P.S.—Someone who read this pointed out to me that today is Julie Andrews’ 80th birthday…so it’s an especially good day to commemorate this love story!  🙂

Cruising on the Beautiful Blue Danube

IMG_7536Alan and I just returned from a week of cruising along the Danube River from IMG_7192Nuremberg, Germany, Budapest to Budapest, Hungary, IMG_7507 stopping along the way to tour the marvelous medieval city of Regensburg,IMG_7902 the Melk Abby in Austria,IMG_7736 Salzburg (home of The Sound of Music—this is where the von Trapps hid), ViennaVienna in Austria, IMG_8144 and the gorgeous countryside near Bratislava in Slovakia. Sound of MusicWe traveled aboard a river cruiser poetically named The Sound of Music, DSCN8875and every afternoon they served tea and cakes in the lounge. We were huge fans! IMG_8080 During the days we enjoyed spectacular views along the Danube River DSCN8988or toured fabulous palaces full of treasures! IMG_8255By night we were treated to delightful classical entertainment (like this night of concert, ballet, and operatic highlights in Vienna), IMG_7572 and at other times we enjoyed lively traditional folk music or other fun. DSCN8885We made a lot of new friends and learned so much…IMG_7324tried lots of yummy new (and old) treats and had many memorable experiences!IMG_8976 I took a couple thousand pictures and hope at some point to share in more detail, IMG_8979but I’m still (very slowly) trying to recapture our trip on the Baltic Sea, IMG_8008 so recounting our trip to the Danube may be a project for the winter months IMG_9122after Christmas while I’m snug at home but in the mood to reminisce about IMG_7513warmer days. Meanwhile, I wanted to share just a few highlights from the trip. IMG_8895Truly, we live in an amazing world, and I am so thankful to be alive!

“You have…clothed me with gladness, that my glory may sing your praise and not be silent.
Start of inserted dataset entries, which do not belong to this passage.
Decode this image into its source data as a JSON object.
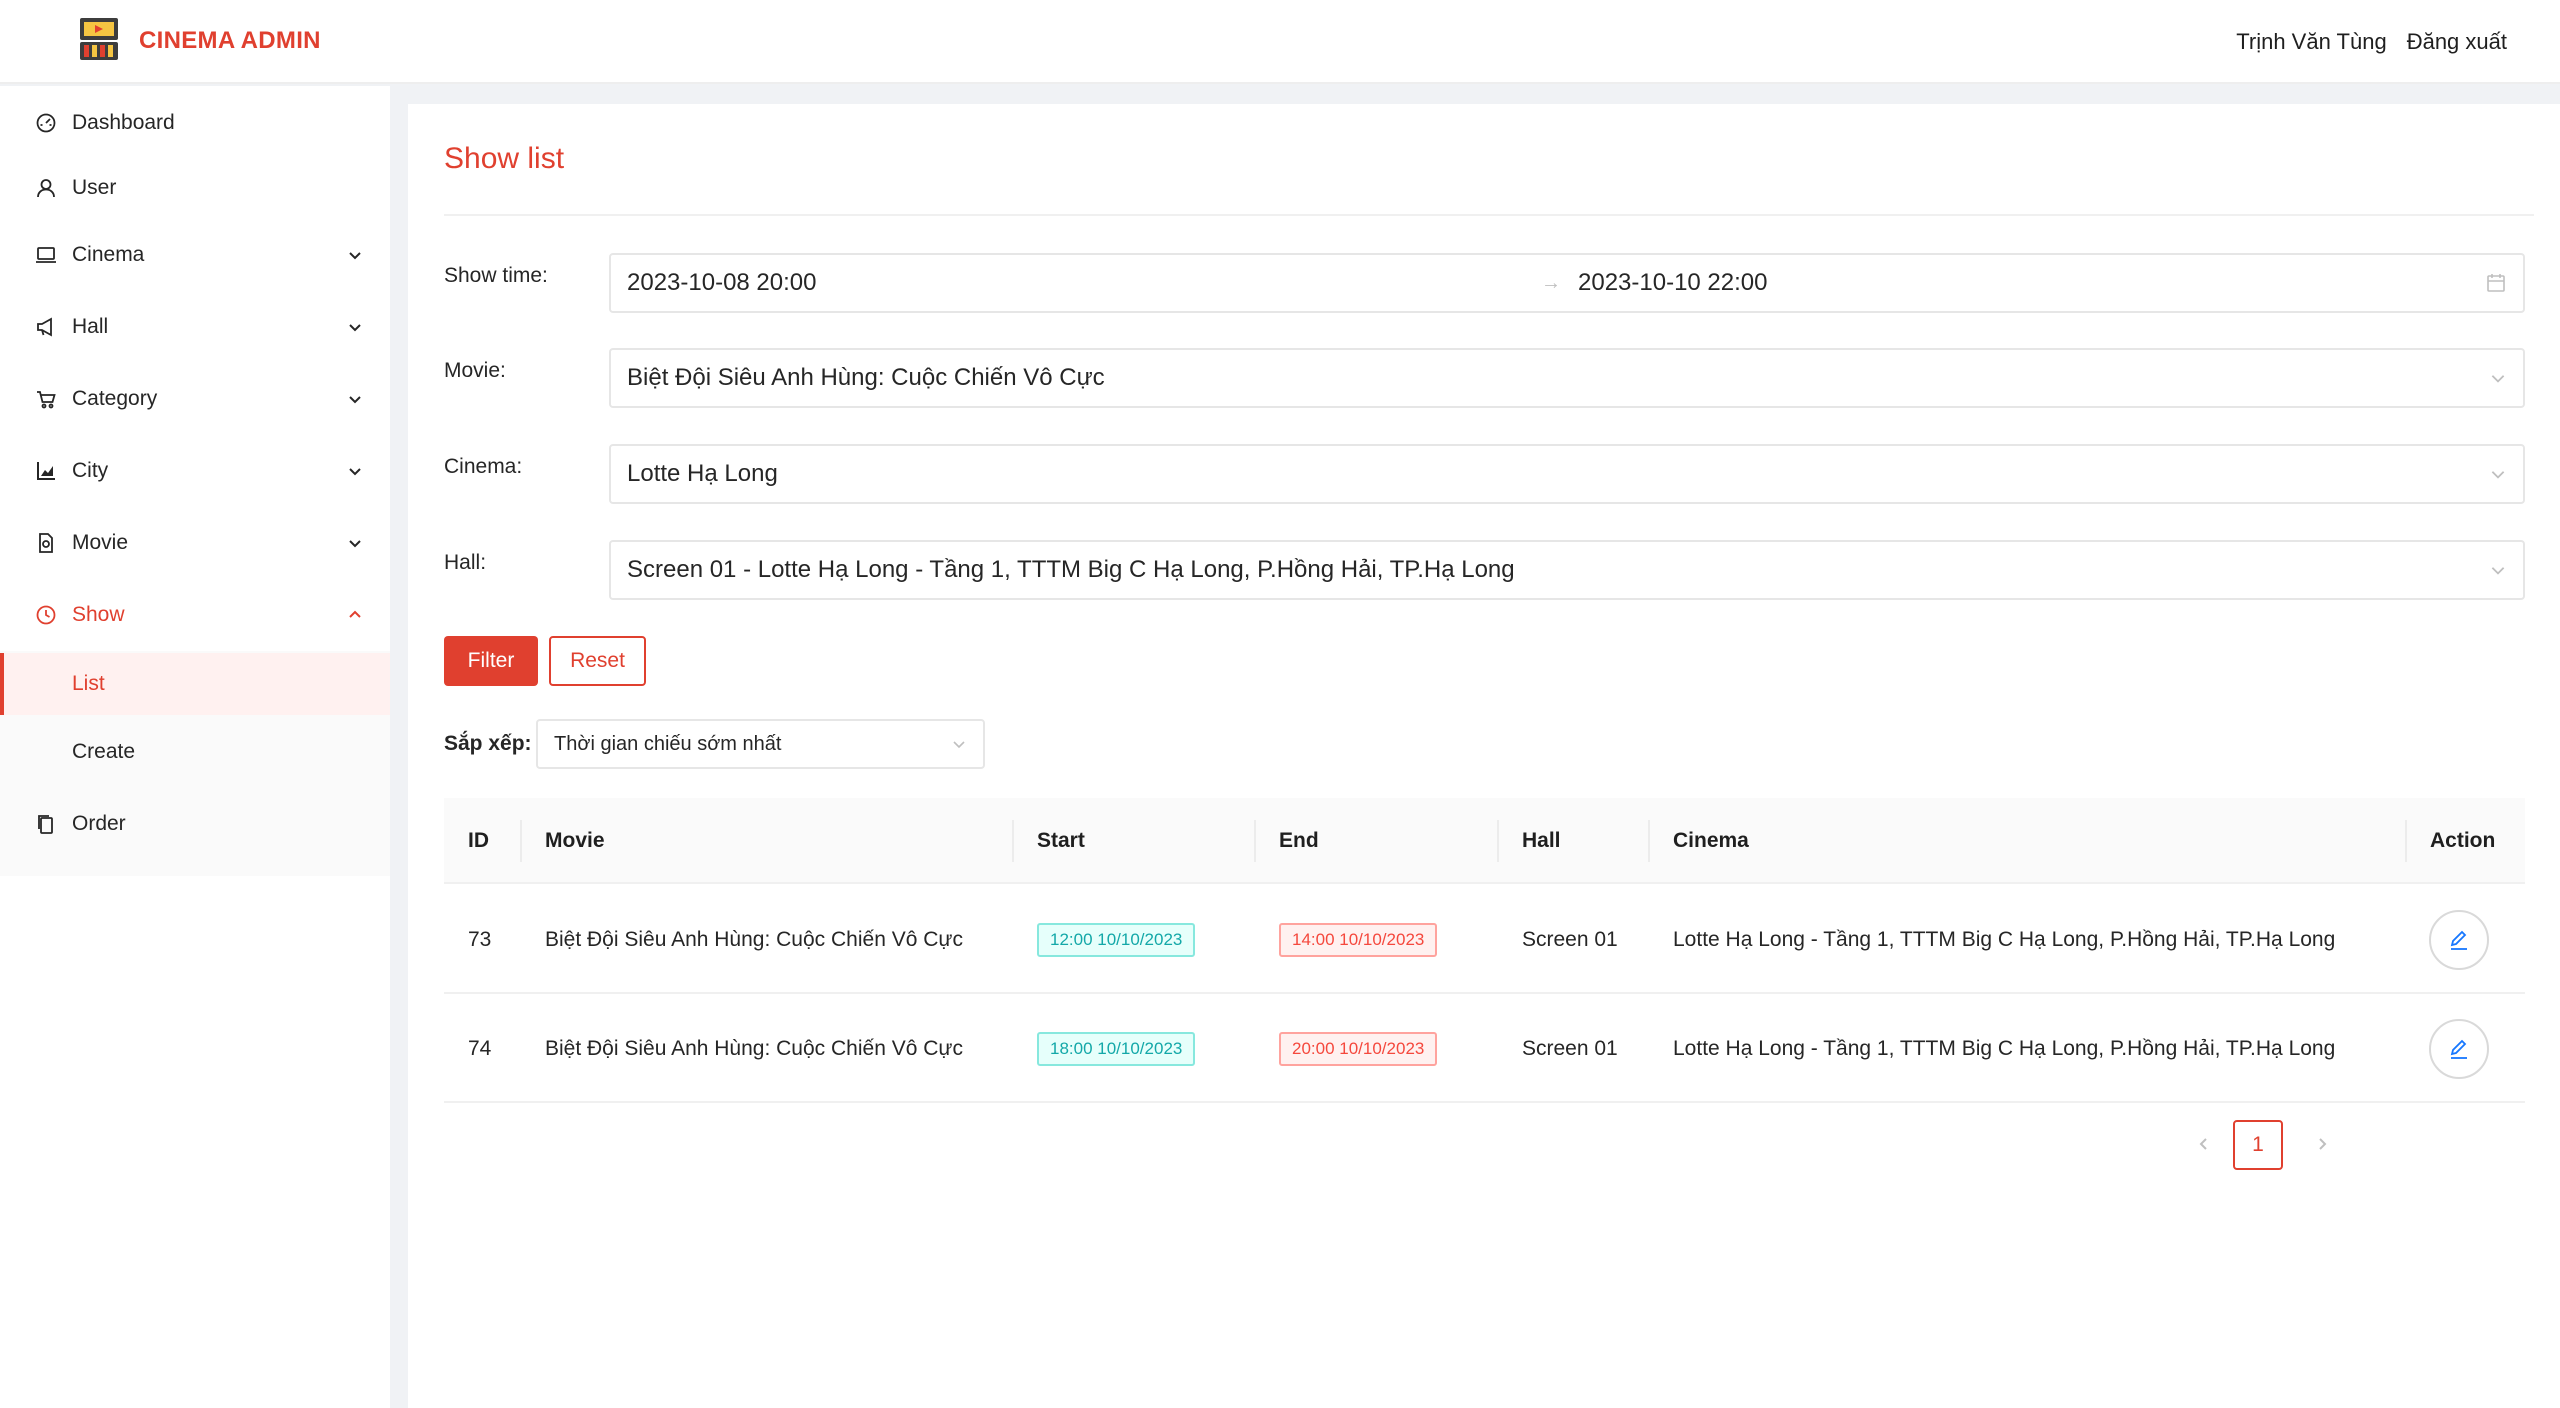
{
  "header": {
    "app_title": "CINEMA ADMIN",
    "user_name": "Trịnh Văn Tùng",
    "logout_label": "Đăng xuất"
  },
  "sidebar": {
    "items": [
      {
        "label": "Dashboard",
        "icon": "dashboard-icon"
      },
      {
        "label": "User",
        "icon": "user-icon"
      },
      {
        "label": "Cinema",
        "icon": "laptop-icon"
      },
      {
        "label": "Hall",
        "icon": "megaphone-icon"
      },
      {
        "label": "Category",
        "icon": "cart-icon"
      },
      {
        "label": "City",
        "icon": "chart-icon"
      },
      {
        "label": "Movie",
        "icon": "file-icon"
      },
      {
        "label": "Show",
        "icon": "clock-icon"
      },
      {
        "label": "Order",
        "icon": "copy-icon"
      }
    ],
    "show_submenu": [
      {
        "label": "List"
      },
      {
        "label": "Create"
      }
    ]
  },
  "page": {
    "title": "Show list"
  },
  "filters": {
    "show_time_label": "Show time",
    "show_time_start": "2023-10-08 20:00",
    "show_time_end": "2023-10-10 22:00",
    "movie_label": "Movie",
    "movie_value": "Biệt Đội Siêu Anh Hùng: Cuộc Chiến Vô Cực",
    "cinema_label": "Cinema",
    "cinema_value": "Lotte Hạ Long",
    "hall_label": "Hall",
    "hall_value": "Screen 01 - Lotte Hạ Long - Tầng 1, TTTM Big C Hạ Long, P.Hồng Hải, TP.Hạ Long",
    "filter_button": "Filter",
    "reset_button": "Reset"
  },
  "sort": {
    "label": "Sắp xếp:",
    "value": "Thời gian chiếu sớm nhất"
  },
  "table": {
    "headers": {
      "id": "ID",
      "movie": "Movie",
      "start": "Start",
      "end": "End",
      "hall": "Hall",
      "cinema": "Cinema",
      "action": "Action"
    },
    "rows": [
      {
        "id": "73",
        "movie": "Biệt Đội Siêu Anh Hùng: Cuộc Chiến Vô Cực",
        "start": "12:00 10/10/2023",
        "end": "14:00 10/10/2023",
        "hall": "Screen 01",
        "cinema": "Lotte Hạ Long - Tầng 1, TTTM Big C Hạ Long, P.Hồng Hải, TP.Hạ Long"
      },
      {
        "id": "74",
        "movie": "Biệt Đội Siêu Anh Hùng: Cuộc Chiến Vô Cực",
        "start": "18:00 10/10/2023",
        "end": "20:00 10/10/2023",
        "hall": "Screen 01",
        "cinema": "Lotte Hạ Long - Tầng 1, TTTM Big C Hạ Long, P.Hồng Hải, TP.Hạ Long"
      }
    ]
  },
  "pagination": {
    "current_page": "1"
  },
  "colors": {
    "accent": "#e0402f",
    "start_tag": "#13a8a8",
    "end_tag": "#f5483d"
  }
}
O LORD my God, I will give thanks to you forever!”(Psalm 30:11-12)